Friday, January 4, 2013

MEA worries Chugach/GVEA deal might strain Cook Inlet supplies

—Eric Lidji

Matanuska Electric Association is worried a proposed gas sales agreement meant to lower Interior fuel costs might “imprudently hasten” the decline of Southcentral supplies.

In late November, Chugach Electric Association announced plans to purchase up to 8.8 billion cubic feet of natural gas from Hilcorp Alaska LLC between April 2013 and October 2015. Chugach plans to use the additional gas supplies to produce electricity for Golden Valley Electric Association, an electric cooperative serving the Interior region.

While Chugach described the contract as a “win-win-win” because it would lower electricity rates in Fairbanks, increase storage volumes in Southcentral and provide a market for a local producer, MEA is skeptical about its benefits for Southcentral.

“These Southcentral utilities have no reasonable alternative fuel sources by which to satisfy their basic requirements to provide service to the public,” MEA General Manager Joe Griffith wrote in recent comments to the Regulatory Commission of Alaska. “GVEA, on the other hand does have viable alternatives for fuel supply and has not historically been dependent on Cook Inlet natural gas for its base load generation requirements.”

Because the contract includes sales through October 2015, MEA is also worried it may jeopardize its ability to find fuel supplies once it becomes self-sufficient in January 2015.

“The Commission should not allow the gas required to serve MEA’s base load starting January 1, 2015 to be committed to another utility, in this case GVEA,” Griffith added.

MEA currently purchases power from Chugach.
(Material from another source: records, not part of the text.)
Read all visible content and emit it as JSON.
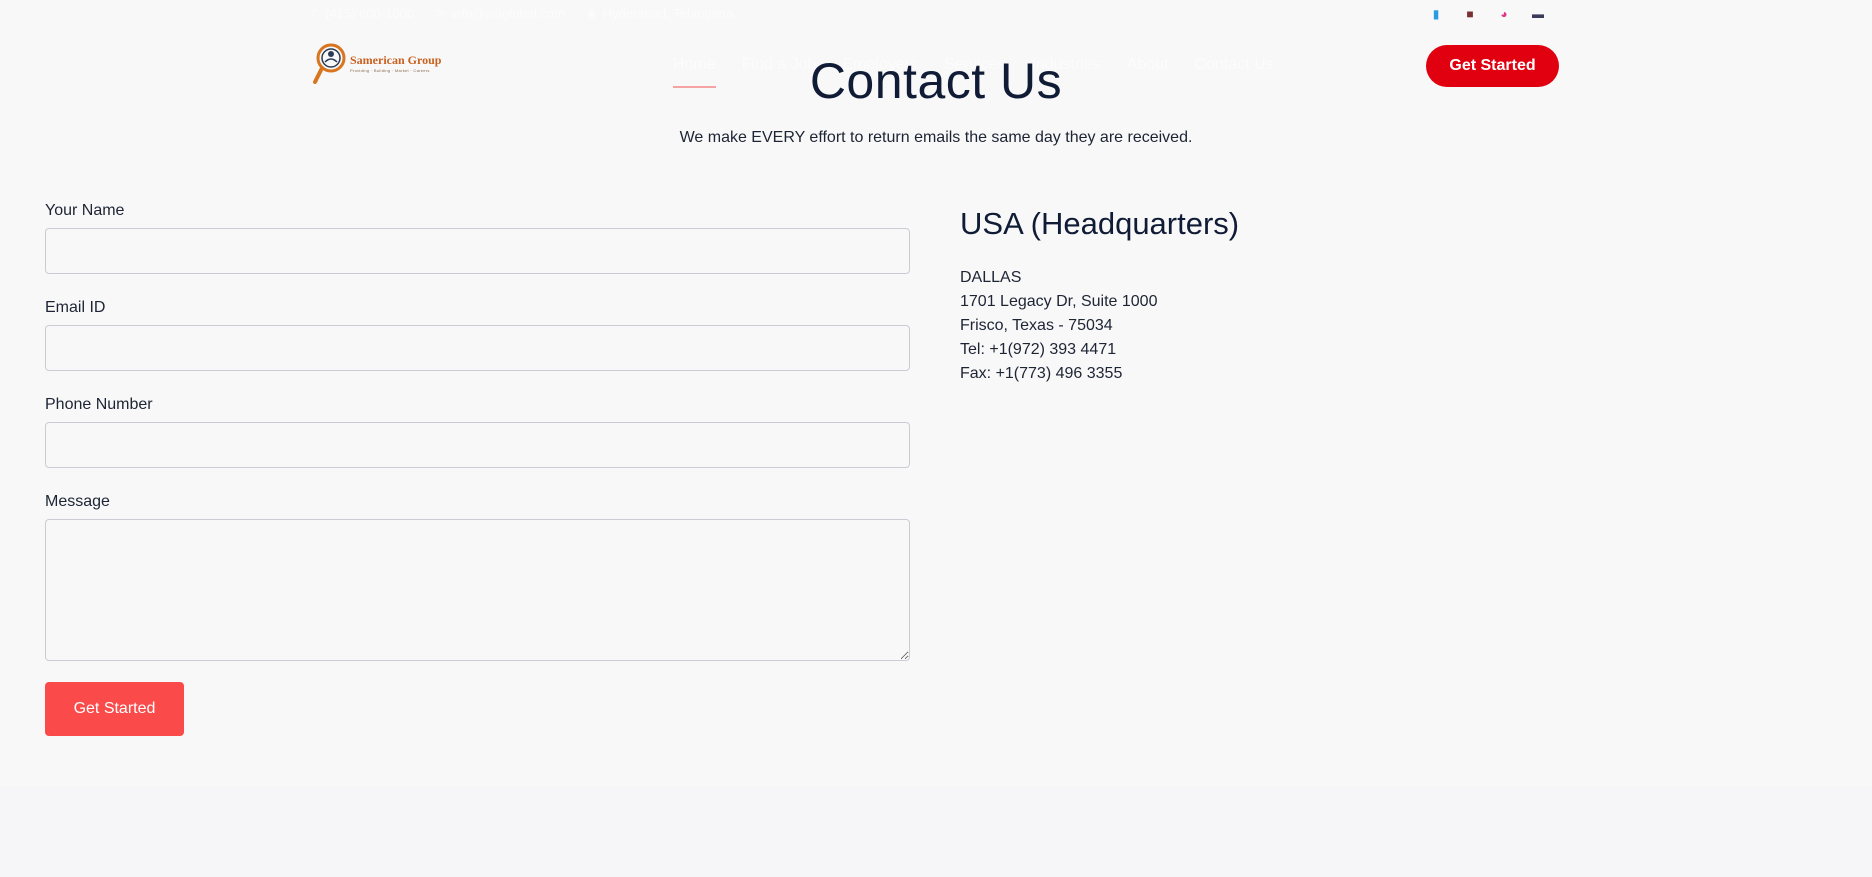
{
  "topbar": {
    "phone": "(415) 800-1000",
    "email": "info@w3global.com",
    "location": "Hyderabad, Telangana",
    "social_icons": [
      "facebook-icon",
      "linkedin-icon",
      "instagram-icon",
      "youtube-icon"
    ]
  },
  "logo": {
    "name": "Samerican Group",
    "tagline": "Providing · Building · Market · Careers"
  },
  "nav": {
    "items": [
      "Home",
      "Find a Job",
      "Employers",
      "Services",
      "Industries",
      "About",
      "Contact Us"
    ],
    "active": "Home",
    "cta": "Get Started"
  },
  "hero": {
    "title": "Contact Us",
    "subtitle": "We make EVERY effort to return emails the same day they are received."
  },
  "form": {
    "name_label": "Your Name",
    "name_value": "",
    "email_label": "Email ID",
    "email_value": "",
    "phone_label": "Phone Number",
    "phone_value": "",
    "message_label": "Message",
    "message_value": "",
    "submit": "Get Started"
  },
  "office": {
    "heading": "USA (Headquarters)",
    "city": "DALLAS",
    "address1": "1701 Legacy Dr, Suite 1000",
    "address2": "Frisco, Texas - 75034",
    "tel": "Tel: +1(972) 393 4471",
    "fax": "Fax: +1(773) 496 3355"
  },
  "colors": {
    "brand_red": "#e0000f",
    "submit_red": "#fb4a4a",
    "logo_orange": "#c8611e",
    "text_dark": "#101c36"
  }
}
Because of these concerns, Griffith asked the RCA to launch a “formal investigation” to “provide a forum to hear directly from Chugach how the proposed agreement creates a ‘win-win-win scenario’ for the rate payers of Southcentral Alaska, and for the Commission to explore options for ensuring that, in this time of likely fuel shortages, the collective public interest is not compromised by the actions of the individual utilities.”

MEA has also asked to become a party to the proceedings.
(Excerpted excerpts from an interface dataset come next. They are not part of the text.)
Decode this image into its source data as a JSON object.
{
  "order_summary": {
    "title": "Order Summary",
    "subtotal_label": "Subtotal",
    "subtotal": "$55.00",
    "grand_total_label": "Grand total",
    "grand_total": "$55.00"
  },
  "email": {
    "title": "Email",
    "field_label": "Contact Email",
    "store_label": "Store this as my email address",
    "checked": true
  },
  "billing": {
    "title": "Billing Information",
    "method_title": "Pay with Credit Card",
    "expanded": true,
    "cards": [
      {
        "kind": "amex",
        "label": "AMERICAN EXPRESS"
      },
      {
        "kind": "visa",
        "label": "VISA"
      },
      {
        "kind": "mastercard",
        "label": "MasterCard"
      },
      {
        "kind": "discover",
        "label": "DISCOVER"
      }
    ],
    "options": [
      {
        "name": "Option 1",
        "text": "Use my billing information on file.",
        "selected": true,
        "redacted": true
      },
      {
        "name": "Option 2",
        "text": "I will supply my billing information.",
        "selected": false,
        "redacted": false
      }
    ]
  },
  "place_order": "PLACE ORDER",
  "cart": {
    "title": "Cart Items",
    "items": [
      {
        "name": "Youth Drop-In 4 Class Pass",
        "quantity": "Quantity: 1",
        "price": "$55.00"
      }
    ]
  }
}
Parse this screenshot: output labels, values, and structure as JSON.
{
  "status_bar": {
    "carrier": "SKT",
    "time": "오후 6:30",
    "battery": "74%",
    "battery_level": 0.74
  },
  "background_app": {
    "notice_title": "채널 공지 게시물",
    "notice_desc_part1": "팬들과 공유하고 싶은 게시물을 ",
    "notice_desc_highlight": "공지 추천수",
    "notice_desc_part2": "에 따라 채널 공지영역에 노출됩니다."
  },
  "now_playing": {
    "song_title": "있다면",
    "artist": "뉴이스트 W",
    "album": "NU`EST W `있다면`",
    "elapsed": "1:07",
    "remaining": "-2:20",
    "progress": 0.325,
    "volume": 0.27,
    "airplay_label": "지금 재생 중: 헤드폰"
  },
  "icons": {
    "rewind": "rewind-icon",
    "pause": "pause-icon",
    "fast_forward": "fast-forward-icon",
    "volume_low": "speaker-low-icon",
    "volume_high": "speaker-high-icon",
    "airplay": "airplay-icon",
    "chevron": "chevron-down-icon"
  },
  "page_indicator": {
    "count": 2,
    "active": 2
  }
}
While the contract provides for gas to produce power for the Interior, it also includes a clause allowing Chugach to curtail deliveries in the event of a Southcentral fuel shortage.

The RCA does not regulate producers, but it must approve all utility gas purchases.

GVEA and HEA on board

Golden Valley Electric Association believes the contract serves a public interest. Because of its dependence on oil-fired generation, GVEA rates are among the highest for any urban area in the state. With Cook Inlet gas supplies dwindling, the amount of load requirements generated by oil increased by 40 percent in 2012, according to the utility.

By providing lower-cost gas-fired generation, the proposed contract would create savings that GVEA could “immediately” pass on to its customers, GVEA Vice President of Administrative Services Thomas K. Hartnell wrote in comments on Dec. 26.

“This is the proper statewide use of an Alaskan natural resource,” he wrote.

Homer Electric Association also blessed the contract.

While noting its benefits to the Interior and Southcentral, HEA General Manager Brad Janorschke called the proposed pricing mechanisms “reasonable and consistent with the gas costs of other recently approved gas agreements that the Commission has approved.”

But Enstar Natural Gas Co. wonders if the contract could exacerbate potential supply shortfalls in the future, and has therefore also asked to be a party in the proceedings.

While not opposing the sales, Enstar said it wants to help “build a full and accurate record of this (contract) may relate to the ongoing supply issues facing Cook Inlet.”